• [Aim of the exercise]: Needed from the entries below: every line that holds the word "컨비니언스".

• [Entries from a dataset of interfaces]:
== == ==

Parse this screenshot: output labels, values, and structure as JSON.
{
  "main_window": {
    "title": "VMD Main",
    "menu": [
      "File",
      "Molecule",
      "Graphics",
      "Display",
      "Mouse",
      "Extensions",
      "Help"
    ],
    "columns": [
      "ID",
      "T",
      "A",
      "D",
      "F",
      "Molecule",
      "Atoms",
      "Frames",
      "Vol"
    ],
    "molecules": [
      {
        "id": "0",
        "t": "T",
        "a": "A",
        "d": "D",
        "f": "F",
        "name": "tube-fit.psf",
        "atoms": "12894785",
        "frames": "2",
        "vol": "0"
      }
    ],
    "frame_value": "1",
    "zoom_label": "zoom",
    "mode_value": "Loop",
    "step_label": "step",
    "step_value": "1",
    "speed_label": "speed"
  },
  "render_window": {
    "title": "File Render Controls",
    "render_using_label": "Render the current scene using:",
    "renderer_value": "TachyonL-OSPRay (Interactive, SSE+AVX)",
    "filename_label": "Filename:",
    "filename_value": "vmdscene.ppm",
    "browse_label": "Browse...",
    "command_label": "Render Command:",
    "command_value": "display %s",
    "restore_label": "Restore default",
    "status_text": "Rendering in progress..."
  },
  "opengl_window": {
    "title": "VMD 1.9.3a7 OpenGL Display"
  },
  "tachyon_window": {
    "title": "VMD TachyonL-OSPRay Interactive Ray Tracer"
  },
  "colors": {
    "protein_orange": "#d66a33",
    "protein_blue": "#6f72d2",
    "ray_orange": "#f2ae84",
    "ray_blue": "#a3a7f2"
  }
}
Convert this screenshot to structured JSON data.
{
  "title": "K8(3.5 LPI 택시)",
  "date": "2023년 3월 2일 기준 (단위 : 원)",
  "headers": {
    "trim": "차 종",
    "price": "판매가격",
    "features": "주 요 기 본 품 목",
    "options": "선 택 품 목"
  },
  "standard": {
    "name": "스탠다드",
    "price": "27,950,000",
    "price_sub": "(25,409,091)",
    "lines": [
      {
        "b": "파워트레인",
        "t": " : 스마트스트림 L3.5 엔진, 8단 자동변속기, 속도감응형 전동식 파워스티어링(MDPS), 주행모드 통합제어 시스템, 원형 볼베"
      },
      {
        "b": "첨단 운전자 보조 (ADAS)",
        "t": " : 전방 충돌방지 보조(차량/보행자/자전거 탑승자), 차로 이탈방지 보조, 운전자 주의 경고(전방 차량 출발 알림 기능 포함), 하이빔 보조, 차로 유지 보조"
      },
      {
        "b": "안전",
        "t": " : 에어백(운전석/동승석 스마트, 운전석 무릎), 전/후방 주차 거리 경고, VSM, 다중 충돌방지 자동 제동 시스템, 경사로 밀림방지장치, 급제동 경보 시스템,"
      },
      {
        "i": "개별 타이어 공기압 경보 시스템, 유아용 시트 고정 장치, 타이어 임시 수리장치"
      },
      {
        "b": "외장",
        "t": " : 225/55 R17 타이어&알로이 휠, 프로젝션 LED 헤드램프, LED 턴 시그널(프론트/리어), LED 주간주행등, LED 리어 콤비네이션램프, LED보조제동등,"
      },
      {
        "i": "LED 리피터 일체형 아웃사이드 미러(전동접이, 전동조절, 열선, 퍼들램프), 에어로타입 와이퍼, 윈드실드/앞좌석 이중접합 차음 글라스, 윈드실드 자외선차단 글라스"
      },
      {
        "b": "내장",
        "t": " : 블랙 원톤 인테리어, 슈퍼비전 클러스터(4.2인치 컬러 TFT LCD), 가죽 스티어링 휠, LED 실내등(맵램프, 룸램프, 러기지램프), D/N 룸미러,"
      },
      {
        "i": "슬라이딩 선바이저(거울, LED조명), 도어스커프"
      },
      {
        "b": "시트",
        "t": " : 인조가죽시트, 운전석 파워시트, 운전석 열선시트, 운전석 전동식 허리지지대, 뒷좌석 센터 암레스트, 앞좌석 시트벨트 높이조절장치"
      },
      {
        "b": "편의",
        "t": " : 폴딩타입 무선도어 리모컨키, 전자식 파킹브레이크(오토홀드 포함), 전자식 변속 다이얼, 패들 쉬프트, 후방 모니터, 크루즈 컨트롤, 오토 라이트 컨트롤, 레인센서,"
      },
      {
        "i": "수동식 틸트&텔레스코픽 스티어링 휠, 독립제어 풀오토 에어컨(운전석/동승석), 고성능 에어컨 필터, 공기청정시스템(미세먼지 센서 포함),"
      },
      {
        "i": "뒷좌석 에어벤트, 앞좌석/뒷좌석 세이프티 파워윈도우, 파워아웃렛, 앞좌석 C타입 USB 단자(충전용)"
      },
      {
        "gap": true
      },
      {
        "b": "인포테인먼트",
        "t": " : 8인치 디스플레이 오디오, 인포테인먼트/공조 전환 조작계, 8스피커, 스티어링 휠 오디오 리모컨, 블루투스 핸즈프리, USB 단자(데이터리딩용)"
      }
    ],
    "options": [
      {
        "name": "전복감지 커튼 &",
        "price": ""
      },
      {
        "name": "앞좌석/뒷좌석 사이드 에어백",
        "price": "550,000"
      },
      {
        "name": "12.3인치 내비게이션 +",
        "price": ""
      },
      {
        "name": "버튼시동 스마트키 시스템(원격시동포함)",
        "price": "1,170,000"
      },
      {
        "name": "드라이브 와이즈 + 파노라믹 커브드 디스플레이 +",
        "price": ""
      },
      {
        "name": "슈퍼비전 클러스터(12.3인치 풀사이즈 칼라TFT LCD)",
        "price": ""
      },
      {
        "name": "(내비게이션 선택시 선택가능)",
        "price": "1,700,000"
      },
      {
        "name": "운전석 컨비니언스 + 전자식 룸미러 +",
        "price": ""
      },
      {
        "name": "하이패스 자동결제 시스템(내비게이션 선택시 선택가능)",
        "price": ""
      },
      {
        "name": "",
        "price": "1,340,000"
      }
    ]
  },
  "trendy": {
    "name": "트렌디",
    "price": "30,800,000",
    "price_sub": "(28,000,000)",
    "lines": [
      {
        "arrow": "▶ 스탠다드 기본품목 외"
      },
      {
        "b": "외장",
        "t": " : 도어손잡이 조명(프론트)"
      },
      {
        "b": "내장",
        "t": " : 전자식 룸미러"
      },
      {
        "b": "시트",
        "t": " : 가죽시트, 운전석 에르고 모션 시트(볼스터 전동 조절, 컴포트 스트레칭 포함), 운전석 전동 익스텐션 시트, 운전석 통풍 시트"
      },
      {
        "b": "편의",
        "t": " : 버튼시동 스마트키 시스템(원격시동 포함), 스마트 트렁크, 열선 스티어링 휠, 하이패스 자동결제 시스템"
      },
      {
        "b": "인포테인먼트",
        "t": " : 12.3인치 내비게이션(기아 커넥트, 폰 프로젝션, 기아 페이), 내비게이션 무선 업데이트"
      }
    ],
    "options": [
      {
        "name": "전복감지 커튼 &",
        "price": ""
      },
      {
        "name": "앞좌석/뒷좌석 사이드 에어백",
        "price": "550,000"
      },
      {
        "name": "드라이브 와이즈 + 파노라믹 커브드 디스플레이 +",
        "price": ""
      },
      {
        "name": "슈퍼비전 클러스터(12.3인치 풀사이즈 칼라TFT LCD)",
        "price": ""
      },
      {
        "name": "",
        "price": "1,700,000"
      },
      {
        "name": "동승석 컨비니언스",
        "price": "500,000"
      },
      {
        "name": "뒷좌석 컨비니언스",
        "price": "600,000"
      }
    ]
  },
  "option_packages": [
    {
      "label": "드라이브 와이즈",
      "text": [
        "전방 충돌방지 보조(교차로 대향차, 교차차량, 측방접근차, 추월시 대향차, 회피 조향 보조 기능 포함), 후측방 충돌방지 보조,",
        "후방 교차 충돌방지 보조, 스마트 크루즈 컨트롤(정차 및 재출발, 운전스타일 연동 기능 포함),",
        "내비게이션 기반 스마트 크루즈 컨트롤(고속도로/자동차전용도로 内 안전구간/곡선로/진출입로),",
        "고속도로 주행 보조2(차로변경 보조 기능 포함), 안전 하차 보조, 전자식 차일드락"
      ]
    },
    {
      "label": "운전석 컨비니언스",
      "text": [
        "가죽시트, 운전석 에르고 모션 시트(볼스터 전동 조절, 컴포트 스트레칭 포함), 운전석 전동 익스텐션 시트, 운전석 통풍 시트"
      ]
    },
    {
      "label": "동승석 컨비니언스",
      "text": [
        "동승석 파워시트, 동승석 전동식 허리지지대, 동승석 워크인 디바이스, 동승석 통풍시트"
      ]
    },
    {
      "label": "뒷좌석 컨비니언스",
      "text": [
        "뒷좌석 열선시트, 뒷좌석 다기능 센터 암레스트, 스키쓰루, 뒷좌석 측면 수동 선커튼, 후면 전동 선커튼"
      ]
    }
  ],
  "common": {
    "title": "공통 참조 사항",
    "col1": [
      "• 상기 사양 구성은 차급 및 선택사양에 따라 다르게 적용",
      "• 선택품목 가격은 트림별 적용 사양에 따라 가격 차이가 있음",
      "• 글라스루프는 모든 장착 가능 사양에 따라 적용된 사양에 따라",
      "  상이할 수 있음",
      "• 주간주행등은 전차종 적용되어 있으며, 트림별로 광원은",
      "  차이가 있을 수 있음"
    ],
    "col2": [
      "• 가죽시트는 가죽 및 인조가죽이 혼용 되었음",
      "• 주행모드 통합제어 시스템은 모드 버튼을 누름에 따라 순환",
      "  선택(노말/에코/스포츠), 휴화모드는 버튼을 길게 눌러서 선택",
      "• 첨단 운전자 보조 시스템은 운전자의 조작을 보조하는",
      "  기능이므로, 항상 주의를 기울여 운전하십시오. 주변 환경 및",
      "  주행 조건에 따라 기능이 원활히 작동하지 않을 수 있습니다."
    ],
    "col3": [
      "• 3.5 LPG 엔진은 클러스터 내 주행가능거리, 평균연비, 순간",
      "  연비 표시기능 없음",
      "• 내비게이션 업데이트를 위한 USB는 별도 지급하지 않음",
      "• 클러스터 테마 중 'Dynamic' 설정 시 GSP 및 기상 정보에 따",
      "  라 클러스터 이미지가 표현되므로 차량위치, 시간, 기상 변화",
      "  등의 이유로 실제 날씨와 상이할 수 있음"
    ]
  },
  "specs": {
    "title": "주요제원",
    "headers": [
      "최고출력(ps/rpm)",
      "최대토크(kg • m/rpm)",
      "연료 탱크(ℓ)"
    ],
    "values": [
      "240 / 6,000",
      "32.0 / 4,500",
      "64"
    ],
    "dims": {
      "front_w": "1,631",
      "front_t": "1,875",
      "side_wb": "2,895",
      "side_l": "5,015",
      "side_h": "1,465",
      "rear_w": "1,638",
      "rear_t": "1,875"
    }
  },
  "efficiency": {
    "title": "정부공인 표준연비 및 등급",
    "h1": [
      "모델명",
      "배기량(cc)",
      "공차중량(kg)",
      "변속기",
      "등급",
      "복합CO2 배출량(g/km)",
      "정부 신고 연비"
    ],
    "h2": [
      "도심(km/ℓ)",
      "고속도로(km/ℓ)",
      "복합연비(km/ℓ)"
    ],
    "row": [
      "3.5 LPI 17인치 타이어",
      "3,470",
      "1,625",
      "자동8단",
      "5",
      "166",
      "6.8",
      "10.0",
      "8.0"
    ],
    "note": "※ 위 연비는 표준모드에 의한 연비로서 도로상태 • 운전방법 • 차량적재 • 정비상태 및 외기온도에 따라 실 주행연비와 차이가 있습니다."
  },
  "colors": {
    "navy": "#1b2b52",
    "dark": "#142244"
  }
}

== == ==

• [Solution]:
        "name": "운전석 컨비니언스 + 전자식 룸미러 +",
        "name": "동승석 컨비니언스",
        "name": "뒷좌석 컨비니언스",
      "label": "운전석 컨비니언스",
      "label": "동승석 컨비니언스",
      "label": "뒷좌석 컨비니언스",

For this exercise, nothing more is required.